Yes I was meaning at the global scope.

and yes I meant the loop() function.

How should I have written it at the local scope of the loop() function in order to make it work in a similar fashion as when placing it at the global scope?

How should I have written it at the local scope of the loop() function in order to make it work in a similar fashion as when placing it at the global scope?

Use the static keyword.

void loop()
{
   static unsigned long previousMillis = 0;

   // The rest of your code...
}

I don't understand your comment. I was commenting about where the where the variable was defined, not how it is defined.

...R

Javi_Hache: @Robin2 no, previousTime must be an unsigned long because it gets updated with every cycle by the value from currentTime = millis().

@Robin2

@Javi_hache says that when he placed " long previousTime in the void loop()" and I presume he means "long previousTime = millis()" that it updated every pass through the loop. That's exactly what I would expect it to do.

So I just said that long previousTime needs to be equal 0 (previousTime = 0) and after one cycle gets updated with currentTime, that is the value of millis() at that very moment through the function:

 if (currentTime - previousTime > totalTime) 
previousTime = currentTime;

I don't know if it's clear now :cold_sweat:

PaulS's reply shows how to do that.

void loop()
{
    static unsigned long previousMillis = 0; // this is a static variable - it is initialised once at startup, and retains its value after that;
                                                        // it behaves like a global variable except that it is only visible within this function

    unsigned long currentMillis = millis(); // this is an automatic variable - it is declared and reinitialised each time the function is called
}

Now it all makes sense. Thank you Paul, Peter and Robin for your help. Now it's clear why the variable kept changing after the first cycle.

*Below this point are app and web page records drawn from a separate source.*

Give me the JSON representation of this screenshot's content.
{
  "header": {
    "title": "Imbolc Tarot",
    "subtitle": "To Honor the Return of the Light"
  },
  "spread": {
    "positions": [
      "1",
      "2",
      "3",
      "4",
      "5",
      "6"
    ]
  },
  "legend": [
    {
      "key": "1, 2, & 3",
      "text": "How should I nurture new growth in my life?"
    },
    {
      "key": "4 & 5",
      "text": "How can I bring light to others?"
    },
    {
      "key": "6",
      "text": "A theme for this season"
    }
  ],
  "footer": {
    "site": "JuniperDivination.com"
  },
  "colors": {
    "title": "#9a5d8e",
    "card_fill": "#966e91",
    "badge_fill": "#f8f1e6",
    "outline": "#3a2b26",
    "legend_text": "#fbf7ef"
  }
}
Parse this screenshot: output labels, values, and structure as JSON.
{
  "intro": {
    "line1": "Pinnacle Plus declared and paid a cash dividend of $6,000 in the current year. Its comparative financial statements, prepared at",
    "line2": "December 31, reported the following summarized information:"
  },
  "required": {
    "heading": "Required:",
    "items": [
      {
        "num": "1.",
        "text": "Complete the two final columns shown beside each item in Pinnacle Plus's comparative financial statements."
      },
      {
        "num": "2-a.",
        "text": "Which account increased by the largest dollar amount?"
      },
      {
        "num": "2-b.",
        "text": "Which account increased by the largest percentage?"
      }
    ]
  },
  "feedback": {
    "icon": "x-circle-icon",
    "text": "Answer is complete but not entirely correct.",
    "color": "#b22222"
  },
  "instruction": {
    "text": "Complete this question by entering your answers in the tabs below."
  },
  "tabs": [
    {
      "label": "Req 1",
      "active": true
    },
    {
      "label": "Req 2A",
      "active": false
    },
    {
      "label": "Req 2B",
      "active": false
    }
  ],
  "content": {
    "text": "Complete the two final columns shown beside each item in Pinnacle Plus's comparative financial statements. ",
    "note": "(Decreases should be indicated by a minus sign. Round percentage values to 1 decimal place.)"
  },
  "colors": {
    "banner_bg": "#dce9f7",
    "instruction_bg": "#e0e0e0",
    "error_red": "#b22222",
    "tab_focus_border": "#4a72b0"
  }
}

It's clear that this forum is the place to learn thanks to the uninterested help of all you! Hopefully soon I will be helping others...